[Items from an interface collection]
----

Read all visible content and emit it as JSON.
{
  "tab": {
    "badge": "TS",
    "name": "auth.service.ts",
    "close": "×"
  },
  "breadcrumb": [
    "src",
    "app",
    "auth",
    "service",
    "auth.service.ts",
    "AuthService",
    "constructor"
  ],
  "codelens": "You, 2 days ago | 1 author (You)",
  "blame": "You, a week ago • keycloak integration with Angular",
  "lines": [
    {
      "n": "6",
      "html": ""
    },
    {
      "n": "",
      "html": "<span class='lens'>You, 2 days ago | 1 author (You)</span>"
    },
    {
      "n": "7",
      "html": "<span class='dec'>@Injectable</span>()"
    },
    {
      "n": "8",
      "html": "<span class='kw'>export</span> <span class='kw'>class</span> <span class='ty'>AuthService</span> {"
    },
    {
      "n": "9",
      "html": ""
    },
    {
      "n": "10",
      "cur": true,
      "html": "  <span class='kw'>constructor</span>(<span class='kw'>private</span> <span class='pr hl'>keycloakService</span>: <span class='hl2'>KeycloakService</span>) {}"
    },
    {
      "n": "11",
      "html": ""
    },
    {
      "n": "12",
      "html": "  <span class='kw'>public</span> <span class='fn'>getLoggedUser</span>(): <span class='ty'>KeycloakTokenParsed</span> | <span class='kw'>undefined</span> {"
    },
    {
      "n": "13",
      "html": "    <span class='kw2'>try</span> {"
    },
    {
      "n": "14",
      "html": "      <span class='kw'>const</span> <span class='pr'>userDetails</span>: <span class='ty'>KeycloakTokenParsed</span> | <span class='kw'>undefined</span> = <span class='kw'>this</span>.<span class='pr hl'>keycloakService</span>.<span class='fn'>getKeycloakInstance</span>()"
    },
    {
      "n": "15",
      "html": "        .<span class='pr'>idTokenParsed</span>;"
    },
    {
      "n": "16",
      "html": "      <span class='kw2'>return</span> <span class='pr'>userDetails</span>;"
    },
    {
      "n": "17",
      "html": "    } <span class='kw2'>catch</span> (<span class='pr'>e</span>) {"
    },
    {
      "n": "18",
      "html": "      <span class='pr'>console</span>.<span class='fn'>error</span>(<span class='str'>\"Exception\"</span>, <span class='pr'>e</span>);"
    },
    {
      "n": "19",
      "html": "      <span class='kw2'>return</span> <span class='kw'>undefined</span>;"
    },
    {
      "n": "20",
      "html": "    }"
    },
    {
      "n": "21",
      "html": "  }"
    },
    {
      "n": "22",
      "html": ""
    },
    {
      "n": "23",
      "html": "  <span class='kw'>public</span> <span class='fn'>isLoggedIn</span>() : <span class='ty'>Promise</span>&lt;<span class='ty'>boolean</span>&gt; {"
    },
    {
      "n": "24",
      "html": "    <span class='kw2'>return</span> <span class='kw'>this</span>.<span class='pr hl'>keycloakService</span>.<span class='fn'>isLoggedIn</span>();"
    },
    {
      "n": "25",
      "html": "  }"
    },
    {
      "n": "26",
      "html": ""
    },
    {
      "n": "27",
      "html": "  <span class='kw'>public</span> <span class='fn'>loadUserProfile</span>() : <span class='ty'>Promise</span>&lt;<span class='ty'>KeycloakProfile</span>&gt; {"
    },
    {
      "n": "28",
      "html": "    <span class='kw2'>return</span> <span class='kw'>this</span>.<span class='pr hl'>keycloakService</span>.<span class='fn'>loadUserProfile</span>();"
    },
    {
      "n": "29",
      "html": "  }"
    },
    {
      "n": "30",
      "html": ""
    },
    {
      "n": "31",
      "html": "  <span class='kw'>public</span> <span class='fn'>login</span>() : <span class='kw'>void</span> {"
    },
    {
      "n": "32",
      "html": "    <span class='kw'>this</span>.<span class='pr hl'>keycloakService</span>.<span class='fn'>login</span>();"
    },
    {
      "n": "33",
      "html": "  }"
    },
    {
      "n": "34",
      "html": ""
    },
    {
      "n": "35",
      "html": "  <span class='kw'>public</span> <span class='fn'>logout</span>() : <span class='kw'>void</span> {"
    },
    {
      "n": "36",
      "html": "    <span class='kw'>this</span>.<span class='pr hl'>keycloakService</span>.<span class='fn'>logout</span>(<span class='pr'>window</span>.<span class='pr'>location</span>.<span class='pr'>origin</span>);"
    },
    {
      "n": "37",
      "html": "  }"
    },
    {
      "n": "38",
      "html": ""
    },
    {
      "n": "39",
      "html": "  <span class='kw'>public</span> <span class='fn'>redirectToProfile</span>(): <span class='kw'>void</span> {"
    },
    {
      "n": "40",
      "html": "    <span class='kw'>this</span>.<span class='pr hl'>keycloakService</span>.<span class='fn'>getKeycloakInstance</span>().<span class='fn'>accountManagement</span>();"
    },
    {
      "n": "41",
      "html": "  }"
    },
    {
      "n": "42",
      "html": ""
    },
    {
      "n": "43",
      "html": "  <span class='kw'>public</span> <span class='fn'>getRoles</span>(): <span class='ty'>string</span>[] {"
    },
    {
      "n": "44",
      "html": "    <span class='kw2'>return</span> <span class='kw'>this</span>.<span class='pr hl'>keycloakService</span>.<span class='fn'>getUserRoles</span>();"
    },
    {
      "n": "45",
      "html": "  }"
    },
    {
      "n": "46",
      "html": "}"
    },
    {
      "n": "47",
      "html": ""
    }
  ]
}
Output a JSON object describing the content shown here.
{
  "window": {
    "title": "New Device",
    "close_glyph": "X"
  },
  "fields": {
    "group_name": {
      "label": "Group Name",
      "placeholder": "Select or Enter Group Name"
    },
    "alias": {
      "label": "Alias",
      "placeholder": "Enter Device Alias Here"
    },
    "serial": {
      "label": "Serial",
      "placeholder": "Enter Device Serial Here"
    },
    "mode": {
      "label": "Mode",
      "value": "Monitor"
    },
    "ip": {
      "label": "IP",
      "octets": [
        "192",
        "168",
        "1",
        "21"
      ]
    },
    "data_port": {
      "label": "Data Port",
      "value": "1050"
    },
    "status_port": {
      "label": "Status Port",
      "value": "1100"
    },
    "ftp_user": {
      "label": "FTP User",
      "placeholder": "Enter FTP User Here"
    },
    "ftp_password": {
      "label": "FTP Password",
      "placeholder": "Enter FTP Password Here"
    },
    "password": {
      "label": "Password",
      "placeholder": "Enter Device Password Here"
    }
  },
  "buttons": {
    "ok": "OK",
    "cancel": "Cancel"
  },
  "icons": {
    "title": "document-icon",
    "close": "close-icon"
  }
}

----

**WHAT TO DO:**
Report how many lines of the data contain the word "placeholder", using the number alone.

**WRITTEN RESPONSE:**
6